For more information, contact the city of Allentown at (610) 437-7610.
Bethlehem City Revitalization & Improvement Zone (CRIZ)
The CRIZ consists of 130 acres of parcels designated for economic development and job creation within the city of Bethlehem. State and local taxes collected within the CRIZ will be used to repay debt service to stimulate economic development projects within the zone. Bonds will be issued by the Bethlehem Revitalization and Improvement Zone Authority (BRIA), which will then be paid off using various State and Local Tax Revenues created in the zone.
The focus of this program is to spur new growth, by enhancing development opportunities that will help to revive Bethlehem and create new jobs for the residents of the city. The parcels included in the CRIZ include vacant, desolate, underutilized, and abandoned properties that are ready for redevelopment. These developments will help to create jobs, increase personal income, grow local and state tax revenues, and improve the overall quality of living for residents.
Southside Bethlehem KIZ
Keystone Innovation Zones (KIZs) are designated areas within Pennsylvania that foster entrepreneurial growth in coordination with the efforts of institutions of higher education. The Southside Bethlehem KIZ, adjacent to Lehigh University, lets startup companies qualify for multiple financial and advisory support benefits. Among them is a $15,000 technology transfer grant that helps a company market and commercialize a product or service, as well as student internship grants totaling $2,500 for undergraduate students and $5,000 for graduate students.
In the past year alone, the Southside Bethlehem KIZ has created 44 jobs, increased revenue by $4 million, and led to $1.2 million in leveraged funding, including $1 million in investment capital and $177,000 in third party loans. The KIZ is also the home of Partnership for Innovation (Pi), a startup business incubator with shared facilities and private, secure office suites ranging from 115 to 1,900 square feet.
Foreign Trade Zone #272

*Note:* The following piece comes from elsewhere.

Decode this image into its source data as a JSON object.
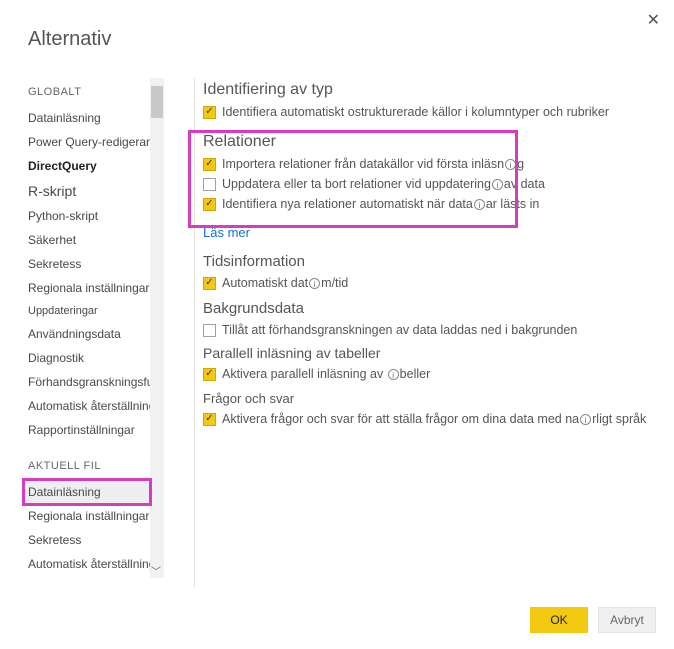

A foreign trade zone (FTZ) is a physical location within a United States customs territory, where merchandise receives the same treatment as if it were outside the commerce of the United States. This allows merchandise, while located in the FTZ, not to be subjected to customs duties and other tariff and taxes. This allows domestic-based manufacturers to import foreign-sourced parts or materials into the FTZ without being responsible for paying duties on them. They could then incorporate those parts or materials into their products, utilizing U.S. labor, and sell the part or materials in the domestic market, thus selecting whether to have the customs duty apply to the components or the finished product.
Distributors can also benefit as the FTZ allows for direct delivery from the ports into the zone, which can save time, money, and reduce customs processing fees. Merchandise can also be moved from one FTZ or another without being subject to customs duty via a process called Zone-to-Zone Transfer.
Local Economic Revitalization Tax Assistance (LERTA)
Authorizing local taxing authorities to provide for tax exemption for certain deteriorated industrial, commercial, and other business property and for new construction in deteriorated areas of economically depressed communities; providing an exemption schedule and establishing standards and qualifications.
Redevelopment Assistance Capital Program (RACP)
A commonwealth grant program administered by the Office of the Budget for the acquisition and construction of regional economic, cultural, civic, recreational, and historical improvement projects. Learn more here.
Tax Increment Financing (TIF)
A public financing methods that is used as a subsidy for redevelopment, infrastructure, and other community-improvement projects. TIF uses future gains in taxes to subsidize current improvements, which are projected to create the conditions for said gains.